◆ **Your objective**: Every line of the entries below that includes "Click" belongs in the answer, copied as written.

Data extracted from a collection
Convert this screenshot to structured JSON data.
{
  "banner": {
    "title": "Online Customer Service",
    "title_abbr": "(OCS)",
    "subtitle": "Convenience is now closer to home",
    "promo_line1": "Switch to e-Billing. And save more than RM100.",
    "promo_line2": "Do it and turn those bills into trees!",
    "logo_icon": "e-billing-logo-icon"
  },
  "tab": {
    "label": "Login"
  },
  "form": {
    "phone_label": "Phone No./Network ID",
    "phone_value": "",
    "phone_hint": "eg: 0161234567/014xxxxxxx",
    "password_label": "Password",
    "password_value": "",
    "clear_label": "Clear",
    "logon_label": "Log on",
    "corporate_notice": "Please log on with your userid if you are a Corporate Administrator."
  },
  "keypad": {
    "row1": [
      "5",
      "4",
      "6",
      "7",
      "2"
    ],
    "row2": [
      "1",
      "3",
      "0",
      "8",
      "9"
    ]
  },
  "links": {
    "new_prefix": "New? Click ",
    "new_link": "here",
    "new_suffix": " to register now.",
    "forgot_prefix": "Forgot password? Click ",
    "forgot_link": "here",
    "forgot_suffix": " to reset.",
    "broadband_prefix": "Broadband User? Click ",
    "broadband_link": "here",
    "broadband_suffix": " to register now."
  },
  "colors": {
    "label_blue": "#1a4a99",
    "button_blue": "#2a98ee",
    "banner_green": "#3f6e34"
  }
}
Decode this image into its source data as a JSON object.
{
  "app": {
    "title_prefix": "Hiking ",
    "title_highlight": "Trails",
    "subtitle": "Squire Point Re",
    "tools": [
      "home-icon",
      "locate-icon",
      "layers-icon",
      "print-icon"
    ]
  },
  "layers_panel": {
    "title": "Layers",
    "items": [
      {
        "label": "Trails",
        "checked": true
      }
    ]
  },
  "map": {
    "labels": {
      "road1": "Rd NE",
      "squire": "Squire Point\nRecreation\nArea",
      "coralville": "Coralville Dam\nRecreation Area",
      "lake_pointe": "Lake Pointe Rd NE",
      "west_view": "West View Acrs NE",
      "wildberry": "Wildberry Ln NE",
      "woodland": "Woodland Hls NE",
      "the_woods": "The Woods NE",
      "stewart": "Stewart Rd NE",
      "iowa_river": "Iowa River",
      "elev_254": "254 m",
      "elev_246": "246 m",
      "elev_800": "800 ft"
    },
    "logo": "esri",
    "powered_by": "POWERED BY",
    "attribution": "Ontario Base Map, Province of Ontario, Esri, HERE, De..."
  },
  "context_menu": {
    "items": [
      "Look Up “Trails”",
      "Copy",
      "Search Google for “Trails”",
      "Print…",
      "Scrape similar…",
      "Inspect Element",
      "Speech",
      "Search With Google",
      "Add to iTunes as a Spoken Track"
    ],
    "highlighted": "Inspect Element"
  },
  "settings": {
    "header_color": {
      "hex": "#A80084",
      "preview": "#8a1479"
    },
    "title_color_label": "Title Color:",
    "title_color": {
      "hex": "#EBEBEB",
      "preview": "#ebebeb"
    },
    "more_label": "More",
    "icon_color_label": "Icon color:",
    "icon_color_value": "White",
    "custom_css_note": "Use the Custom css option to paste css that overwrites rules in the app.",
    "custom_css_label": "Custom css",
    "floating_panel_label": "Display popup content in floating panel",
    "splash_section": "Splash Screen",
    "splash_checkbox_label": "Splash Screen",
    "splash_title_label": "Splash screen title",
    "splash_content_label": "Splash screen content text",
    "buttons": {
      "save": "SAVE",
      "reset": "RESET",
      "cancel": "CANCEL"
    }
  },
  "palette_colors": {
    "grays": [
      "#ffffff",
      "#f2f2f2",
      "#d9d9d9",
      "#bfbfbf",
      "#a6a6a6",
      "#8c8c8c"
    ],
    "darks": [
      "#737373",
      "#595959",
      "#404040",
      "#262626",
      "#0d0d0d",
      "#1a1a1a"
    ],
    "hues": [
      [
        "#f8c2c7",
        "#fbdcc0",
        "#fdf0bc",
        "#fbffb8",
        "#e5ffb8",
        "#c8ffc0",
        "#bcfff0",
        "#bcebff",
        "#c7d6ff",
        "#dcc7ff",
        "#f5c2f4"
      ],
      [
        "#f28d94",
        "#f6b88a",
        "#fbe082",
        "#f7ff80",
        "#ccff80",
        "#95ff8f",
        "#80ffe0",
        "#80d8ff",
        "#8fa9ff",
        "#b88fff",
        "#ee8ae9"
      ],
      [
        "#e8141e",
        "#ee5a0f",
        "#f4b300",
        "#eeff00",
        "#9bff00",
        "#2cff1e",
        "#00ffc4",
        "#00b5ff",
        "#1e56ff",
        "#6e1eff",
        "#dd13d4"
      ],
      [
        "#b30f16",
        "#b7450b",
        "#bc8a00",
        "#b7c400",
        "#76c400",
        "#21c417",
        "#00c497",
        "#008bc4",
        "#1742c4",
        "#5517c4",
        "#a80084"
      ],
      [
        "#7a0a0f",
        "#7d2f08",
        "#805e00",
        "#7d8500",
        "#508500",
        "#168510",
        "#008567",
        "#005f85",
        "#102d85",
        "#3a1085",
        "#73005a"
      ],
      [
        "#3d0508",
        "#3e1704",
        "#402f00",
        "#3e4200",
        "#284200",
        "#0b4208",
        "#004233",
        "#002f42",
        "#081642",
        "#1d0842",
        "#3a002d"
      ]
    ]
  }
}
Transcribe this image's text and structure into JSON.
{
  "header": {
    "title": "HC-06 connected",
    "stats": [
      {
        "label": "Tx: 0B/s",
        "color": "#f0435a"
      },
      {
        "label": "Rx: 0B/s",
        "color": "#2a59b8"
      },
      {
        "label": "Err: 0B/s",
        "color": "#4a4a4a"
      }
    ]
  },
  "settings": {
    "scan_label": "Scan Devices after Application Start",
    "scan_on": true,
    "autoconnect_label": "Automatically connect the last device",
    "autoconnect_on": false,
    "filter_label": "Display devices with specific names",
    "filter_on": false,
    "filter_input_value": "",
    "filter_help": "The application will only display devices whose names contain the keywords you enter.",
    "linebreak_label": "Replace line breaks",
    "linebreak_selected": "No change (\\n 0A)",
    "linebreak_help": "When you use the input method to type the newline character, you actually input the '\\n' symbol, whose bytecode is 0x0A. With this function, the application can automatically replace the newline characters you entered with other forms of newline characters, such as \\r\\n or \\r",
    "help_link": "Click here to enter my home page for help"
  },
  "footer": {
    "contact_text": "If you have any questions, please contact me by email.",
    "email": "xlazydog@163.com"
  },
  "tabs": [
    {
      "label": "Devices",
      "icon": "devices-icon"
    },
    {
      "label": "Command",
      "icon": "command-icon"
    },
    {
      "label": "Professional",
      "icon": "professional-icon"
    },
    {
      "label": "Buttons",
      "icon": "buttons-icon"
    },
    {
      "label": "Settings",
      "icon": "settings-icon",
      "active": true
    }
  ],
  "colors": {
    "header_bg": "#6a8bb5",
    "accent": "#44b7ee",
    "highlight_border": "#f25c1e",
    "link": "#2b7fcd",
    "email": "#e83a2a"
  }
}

◆ **Output of the task**:
    "new_prefix": "New? Click ",
    "forgot_prefix": "Forgot password? Click ",
    "broadband_prefix": "Broadband User? Click ",
    "help_link": "Click here to enter my home page for help"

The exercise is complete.